Copy out each line of the data below in which "Search" appears.

- Opening Delimiter -

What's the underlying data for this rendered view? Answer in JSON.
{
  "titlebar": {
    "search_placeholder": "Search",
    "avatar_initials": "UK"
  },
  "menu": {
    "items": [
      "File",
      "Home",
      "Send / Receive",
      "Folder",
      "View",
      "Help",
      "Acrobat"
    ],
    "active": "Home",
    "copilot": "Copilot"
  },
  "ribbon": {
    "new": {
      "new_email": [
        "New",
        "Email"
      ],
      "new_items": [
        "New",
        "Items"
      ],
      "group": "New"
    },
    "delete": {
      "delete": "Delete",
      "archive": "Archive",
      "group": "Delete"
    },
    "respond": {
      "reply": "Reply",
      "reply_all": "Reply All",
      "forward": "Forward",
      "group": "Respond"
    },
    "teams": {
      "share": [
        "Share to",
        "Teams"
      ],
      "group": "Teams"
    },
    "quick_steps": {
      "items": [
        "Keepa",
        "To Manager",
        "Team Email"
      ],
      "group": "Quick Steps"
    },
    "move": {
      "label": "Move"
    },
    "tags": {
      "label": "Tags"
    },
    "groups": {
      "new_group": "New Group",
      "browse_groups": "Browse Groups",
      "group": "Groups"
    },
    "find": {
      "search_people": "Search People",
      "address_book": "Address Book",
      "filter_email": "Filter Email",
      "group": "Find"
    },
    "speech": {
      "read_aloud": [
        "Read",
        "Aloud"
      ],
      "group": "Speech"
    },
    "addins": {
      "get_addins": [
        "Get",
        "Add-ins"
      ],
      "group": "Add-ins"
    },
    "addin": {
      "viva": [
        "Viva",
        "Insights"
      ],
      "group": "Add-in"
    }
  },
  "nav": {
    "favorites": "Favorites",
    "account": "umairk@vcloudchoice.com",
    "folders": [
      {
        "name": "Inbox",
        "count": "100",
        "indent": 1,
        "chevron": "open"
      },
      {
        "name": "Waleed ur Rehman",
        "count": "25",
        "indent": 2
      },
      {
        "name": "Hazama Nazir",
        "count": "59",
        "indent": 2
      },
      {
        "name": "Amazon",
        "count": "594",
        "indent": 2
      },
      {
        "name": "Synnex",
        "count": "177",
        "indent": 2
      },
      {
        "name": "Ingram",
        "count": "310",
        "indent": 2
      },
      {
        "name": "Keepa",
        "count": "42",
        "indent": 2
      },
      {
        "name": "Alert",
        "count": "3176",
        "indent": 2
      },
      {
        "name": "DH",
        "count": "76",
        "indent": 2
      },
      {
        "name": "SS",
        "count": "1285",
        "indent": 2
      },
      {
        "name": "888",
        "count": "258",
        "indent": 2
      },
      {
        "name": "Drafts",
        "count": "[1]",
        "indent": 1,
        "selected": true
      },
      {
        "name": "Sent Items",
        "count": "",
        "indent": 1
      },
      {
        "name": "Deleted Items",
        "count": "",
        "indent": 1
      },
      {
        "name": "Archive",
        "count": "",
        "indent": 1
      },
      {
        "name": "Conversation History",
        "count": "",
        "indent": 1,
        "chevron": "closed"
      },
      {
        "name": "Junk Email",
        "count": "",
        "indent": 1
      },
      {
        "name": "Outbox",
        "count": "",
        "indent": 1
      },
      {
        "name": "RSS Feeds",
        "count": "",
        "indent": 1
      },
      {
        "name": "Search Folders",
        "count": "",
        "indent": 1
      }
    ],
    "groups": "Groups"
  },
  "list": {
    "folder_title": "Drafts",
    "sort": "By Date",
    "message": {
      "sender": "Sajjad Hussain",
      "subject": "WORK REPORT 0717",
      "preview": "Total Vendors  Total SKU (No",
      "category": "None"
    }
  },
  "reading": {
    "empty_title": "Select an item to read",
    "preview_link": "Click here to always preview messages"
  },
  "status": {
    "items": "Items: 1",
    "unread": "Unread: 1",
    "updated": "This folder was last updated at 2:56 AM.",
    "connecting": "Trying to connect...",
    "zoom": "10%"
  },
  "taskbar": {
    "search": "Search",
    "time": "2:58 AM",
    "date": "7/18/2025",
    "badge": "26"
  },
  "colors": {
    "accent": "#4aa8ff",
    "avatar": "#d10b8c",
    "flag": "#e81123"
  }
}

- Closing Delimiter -

[Exercise response]:
    "search_placeholder": "Search",
      "search_people": "Search People",
        "name": "Search Folders",
    "search": "Search",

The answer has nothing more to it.